(Records for this task)

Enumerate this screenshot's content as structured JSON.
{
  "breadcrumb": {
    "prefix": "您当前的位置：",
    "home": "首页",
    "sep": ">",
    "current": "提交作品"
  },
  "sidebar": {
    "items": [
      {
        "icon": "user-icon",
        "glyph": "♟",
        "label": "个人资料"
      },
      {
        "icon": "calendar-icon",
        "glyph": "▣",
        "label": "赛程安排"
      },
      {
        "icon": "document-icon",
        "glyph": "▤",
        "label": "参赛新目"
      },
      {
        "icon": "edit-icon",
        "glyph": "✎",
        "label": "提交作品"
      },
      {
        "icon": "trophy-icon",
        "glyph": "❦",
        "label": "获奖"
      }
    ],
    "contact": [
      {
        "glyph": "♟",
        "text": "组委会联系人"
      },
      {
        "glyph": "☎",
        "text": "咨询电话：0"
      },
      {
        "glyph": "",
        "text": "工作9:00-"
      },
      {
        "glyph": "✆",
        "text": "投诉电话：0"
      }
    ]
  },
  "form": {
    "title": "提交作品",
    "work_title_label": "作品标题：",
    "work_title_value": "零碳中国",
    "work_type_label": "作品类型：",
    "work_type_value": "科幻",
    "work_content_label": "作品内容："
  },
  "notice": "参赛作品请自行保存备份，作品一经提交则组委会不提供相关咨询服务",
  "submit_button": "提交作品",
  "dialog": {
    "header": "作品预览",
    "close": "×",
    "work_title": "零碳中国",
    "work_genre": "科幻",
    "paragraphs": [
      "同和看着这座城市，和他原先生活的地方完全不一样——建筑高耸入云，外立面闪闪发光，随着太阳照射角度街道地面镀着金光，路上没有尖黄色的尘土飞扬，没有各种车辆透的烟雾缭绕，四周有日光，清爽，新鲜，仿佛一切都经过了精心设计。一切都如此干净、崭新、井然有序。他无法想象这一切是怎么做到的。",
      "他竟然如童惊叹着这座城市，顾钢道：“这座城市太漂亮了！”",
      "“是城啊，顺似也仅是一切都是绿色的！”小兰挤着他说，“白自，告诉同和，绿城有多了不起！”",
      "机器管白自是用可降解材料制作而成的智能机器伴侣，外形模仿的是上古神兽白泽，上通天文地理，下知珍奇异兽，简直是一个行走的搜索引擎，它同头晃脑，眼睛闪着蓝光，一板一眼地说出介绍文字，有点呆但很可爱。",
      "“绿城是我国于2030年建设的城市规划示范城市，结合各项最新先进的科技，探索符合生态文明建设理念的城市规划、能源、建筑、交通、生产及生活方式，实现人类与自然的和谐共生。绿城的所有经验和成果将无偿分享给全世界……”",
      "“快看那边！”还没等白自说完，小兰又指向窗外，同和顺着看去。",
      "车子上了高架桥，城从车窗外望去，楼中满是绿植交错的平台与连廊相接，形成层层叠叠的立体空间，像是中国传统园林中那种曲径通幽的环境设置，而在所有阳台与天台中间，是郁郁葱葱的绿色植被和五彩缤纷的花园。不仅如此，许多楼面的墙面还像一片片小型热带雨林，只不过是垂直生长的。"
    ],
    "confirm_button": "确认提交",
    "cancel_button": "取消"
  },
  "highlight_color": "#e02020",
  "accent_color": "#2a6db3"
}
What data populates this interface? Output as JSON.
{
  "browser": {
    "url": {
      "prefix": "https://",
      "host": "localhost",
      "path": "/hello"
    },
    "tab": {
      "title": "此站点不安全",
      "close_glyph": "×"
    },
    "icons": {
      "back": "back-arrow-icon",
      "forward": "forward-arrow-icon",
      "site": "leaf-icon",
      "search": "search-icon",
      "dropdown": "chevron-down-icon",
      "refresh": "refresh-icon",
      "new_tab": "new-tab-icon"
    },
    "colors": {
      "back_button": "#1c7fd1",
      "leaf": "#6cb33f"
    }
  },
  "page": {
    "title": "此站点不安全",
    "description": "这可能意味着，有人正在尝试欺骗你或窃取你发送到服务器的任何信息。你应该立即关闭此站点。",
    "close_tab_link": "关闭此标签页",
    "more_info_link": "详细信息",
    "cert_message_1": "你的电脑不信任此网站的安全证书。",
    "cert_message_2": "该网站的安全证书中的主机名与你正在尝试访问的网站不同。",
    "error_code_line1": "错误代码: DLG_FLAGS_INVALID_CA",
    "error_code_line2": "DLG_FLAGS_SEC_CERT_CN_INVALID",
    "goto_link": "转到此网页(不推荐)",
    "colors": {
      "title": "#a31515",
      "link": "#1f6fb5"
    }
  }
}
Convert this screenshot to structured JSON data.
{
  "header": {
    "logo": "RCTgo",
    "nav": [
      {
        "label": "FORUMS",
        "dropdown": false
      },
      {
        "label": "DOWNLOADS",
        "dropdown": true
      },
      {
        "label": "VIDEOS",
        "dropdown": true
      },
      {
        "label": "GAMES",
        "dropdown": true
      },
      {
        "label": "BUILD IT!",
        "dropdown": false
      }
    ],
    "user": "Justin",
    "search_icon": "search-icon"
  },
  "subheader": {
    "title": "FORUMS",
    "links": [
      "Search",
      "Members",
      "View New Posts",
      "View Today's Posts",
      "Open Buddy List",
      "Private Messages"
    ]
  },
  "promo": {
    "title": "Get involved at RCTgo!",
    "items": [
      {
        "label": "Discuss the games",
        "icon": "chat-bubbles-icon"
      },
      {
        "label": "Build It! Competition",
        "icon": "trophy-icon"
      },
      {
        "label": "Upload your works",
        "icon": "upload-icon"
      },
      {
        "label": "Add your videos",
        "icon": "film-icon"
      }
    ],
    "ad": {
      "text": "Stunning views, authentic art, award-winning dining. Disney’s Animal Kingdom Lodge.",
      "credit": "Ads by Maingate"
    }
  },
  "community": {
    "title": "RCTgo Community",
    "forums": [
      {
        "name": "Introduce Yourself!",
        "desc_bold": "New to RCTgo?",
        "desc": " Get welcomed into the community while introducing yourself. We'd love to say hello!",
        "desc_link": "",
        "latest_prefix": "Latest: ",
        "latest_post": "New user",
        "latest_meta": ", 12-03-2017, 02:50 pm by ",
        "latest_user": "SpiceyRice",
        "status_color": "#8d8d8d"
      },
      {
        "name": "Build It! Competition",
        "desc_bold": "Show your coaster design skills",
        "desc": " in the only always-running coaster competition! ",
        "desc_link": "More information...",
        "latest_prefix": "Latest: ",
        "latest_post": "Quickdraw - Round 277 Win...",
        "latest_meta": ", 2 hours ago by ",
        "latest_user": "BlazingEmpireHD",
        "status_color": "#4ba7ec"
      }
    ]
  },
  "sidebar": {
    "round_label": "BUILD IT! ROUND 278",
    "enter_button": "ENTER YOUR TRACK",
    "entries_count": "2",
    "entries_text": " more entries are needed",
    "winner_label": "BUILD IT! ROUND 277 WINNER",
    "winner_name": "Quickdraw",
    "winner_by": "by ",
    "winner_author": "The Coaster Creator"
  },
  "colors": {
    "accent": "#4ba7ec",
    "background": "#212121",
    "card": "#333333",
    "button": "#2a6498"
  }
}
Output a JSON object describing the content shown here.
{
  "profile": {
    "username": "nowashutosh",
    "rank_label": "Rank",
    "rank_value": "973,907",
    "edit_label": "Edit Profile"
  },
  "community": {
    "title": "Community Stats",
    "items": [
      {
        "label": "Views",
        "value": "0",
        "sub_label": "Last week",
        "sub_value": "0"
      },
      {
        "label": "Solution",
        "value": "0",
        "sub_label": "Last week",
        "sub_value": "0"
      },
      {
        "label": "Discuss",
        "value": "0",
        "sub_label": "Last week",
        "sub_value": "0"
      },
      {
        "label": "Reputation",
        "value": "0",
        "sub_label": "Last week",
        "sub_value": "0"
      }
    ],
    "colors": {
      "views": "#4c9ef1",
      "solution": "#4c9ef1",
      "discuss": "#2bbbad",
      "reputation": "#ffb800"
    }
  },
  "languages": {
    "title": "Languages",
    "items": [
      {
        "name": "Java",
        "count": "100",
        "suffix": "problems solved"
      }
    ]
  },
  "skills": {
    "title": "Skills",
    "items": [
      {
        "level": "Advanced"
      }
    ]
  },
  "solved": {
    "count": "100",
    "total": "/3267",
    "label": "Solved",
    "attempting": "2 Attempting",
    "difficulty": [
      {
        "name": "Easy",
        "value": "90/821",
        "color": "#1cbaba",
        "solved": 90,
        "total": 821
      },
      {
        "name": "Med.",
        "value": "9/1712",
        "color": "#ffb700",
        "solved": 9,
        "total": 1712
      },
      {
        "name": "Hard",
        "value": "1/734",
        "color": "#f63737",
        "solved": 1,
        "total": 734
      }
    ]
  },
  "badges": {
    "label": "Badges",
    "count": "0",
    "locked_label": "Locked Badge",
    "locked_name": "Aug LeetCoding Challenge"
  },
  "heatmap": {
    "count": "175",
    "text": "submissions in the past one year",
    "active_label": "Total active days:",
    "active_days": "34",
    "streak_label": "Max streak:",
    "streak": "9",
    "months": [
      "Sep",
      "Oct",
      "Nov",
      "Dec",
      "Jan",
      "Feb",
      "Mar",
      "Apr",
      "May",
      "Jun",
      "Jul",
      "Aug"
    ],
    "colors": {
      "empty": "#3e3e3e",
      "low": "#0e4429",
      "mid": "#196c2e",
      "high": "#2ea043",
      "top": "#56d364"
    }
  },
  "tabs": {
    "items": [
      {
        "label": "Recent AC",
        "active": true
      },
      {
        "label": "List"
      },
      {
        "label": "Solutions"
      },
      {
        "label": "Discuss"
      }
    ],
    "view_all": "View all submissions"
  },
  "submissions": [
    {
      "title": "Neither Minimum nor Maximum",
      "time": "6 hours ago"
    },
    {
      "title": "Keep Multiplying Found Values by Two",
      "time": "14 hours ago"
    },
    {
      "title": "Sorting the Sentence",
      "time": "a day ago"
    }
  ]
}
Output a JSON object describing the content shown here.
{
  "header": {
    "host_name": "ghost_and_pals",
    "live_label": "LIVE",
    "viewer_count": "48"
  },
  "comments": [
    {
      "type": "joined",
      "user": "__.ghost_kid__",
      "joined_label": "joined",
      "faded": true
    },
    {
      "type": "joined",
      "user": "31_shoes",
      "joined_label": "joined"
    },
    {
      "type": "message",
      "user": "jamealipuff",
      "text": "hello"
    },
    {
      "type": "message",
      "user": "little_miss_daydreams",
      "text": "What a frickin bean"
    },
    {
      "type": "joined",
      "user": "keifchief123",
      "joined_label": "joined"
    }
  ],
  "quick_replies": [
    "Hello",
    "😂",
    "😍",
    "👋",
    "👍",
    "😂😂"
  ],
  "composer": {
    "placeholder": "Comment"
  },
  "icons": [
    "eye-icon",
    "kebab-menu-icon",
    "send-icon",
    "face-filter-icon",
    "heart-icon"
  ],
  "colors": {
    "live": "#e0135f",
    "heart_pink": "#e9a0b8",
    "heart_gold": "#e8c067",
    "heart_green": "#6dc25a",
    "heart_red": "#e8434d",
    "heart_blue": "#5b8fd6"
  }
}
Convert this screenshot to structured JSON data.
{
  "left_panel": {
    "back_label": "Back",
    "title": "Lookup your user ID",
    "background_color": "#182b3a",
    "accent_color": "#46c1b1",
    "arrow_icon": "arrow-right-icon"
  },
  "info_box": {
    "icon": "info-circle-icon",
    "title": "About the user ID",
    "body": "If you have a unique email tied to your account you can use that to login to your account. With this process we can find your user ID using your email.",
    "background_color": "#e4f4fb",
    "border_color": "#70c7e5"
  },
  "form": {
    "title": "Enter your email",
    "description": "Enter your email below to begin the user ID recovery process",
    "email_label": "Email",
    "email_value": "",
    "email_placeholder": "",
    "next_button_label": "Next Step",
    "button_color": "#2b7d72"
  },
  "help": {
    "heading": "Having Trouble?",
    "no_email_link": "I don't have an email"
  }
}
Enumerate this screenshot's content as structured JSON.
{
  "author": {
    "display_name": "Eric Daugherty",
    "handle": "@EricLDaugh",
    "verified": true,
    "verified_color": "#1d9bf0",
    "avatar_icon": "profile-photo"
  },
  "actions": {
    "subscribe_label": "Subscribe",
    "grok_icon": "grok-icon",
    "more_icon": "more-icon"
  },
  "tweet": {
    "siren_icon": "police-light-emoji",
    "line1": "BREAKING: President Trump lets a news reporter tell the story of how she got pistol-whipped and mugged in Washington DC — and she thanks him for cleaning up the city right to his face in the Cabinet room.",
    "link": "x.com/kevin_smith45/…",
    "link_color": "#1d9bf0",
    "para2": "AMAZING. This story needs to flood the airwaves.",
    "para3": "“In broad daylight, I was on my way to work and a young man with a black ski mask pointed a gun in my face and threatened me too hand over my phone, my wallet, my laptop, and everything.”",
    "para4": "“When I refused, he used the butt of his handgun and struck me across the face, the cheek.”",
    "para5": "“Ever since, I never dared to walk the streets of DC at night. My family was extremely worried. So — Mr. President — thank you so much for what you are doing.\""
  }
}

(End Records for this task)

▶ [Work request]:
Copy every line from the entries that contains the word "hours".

▶ [Task output]:
        "latest_meta": ", 2 hours ago by ",
      "time": "6 hours ago"
      "time": "14 hours ago"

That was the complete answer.